#### TASK GOAL:
Using the entries below, show all lines with the string "emoji".

Stored items
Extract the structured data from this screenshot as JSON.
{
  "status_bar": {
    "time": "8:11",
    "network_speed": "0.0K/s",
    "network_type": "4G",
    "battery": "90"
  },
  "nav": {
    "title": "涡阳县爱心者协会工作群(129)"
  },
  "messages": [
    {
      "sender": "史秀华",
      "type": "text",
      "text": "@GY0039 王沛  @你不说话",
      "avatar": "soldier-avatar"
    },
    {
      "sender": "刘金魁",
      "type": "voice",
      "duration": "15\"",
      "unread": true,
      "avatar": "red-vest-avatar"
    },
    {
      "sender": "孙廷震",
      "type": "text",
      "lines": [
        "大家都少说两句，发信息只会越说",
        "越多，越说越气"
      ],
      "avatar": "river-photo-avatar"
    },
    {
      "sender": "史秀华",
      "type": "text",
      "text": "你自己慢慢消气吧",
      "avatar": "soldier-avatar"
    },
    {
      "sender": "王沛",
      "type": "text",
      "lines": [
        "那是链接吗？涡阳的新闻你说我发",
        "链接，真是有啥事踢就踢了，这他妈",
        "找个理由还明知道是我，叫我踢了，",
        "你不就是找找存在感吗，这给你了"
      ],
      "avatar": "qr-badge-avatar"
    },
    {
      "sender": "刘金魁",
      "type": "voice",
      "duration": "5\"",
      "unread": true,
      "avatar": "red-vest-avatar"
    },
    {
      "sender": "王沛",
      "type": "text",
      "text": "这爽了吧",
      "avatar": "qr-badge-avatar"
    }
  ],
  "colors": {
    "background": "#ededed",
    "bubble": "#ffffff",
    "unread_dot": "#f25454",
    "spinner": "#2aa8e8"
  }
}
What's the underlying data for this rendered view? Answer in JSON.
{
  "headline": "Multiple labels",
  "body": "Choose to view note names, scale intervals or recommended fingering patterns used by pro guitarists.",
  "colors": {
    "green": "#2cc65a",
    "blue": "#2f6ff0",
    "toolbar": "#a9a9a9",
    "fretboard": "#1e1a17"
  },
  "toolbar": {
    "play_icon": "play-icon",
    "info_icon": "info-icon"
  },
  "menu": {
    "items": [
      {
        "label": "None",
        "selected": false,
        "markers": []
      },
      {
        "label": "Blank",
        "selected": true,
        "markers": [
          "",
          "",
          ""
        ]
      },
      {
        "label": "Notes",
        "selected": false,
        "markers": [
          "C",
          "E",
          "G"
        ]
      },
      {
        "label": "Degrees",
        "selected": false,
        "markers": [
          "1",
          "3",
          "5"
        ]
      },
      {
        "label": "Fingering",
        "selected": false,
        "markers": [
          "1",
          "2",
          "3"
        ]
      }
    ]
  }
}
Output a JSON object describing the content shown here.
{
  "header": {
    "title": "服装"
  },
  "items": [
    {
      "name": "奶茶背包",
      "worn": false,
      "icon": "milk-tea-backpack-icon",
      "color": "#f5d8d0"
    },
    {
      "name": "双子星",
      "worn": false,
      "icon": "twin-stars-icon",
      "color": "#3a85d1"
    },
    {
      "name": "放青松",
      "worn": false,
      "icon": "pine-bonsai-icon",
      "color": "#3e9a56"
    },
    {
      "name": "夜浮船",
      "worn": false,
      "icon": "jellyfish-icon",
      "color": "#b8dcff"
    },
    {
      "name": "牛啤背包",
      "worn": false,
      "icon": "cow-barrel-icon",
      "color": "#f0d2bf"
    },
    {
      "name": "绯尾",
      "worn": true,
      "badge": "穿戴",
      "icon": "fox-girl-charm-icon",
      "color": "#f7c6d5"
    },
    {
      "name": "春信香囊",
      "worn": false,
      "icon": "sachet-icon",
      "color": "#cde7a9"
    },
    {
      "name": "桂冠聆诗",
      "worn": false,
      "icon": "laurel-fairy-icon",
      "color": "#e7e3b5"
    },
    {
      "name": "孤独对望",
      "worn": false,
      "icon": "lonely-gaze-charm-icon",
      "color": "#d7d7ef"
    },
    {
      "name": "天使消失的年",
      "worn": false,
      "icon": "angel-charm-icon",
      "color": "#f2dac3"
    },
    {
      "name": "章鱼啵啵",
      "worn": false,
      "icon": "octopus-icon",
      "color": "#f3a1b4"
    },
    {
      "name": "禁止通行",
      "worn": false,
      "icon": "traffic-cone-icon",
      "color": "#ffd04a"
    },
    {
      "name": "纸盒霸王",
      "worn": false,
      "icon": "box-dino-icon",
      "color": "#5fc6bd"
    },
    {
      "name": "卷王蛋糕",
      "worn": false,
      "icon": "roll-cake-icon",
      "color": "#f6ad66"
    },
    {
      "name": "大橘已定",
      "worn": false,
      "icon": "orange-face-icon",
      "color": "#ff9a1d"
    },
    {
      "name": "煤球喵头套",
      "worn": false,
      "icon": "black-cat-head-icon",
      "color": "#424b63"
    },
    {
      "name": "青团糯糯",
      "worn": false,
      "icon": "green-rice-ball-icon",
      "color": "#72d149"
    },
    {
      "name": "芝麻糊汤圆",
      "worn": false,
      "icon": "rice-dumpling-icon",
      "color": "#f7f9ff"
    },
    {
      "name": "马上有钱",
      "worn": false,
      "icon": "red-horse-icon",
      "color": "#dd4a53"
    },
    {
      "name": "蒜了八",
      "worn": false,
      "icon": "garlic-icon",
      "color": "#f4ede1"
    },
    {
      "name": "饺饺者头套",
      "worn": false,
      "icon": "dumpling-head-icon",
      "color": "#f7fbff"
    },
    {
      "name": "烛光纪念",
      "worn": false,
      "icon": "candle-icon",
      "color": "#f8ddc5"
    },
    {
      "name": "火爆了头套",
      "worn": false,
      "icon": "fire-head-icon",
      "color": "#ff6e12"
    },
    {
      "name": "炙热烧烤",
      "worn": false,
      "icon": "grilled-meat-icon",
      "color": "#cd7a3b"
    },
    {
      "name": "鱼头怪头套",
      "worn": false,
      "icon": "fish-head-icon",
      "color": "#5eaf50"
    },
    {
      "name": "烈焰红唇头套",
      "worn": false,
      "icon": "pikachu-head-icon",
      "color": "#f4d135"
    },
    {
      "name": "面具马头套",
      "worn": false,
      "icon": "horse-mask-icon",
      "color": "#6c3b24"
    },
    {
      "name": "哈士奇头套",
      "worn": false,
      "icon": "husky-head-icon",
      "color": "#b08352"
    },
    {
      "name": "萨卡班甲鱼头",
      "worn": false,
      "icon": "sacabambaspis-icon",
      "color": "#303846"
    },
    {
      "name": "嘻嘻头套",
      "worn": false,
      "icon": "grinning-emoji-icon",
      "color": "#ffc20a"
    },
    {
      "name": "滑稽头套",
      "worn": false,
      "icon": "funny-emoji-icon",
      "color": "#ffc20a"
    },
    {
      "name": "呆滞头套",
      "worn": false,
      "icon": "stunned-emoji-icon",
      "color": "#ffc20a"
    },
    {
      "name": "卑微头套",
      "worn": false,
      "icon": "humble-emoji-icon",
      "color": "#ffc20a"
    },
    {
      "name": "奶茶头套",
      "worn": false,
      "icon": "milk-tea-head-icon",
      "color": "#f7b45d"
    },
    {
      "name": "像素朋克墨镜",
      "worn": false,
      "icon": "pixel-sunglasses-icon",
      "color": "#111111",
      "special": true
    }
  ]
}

#### TASK ANSWER:
      "icon": "grinning-emoji-icon",
      "icon": "funny-emoji-icon",
      "icon": "stunned-emoji-icon",
      "icon": "humble-emoji-icon",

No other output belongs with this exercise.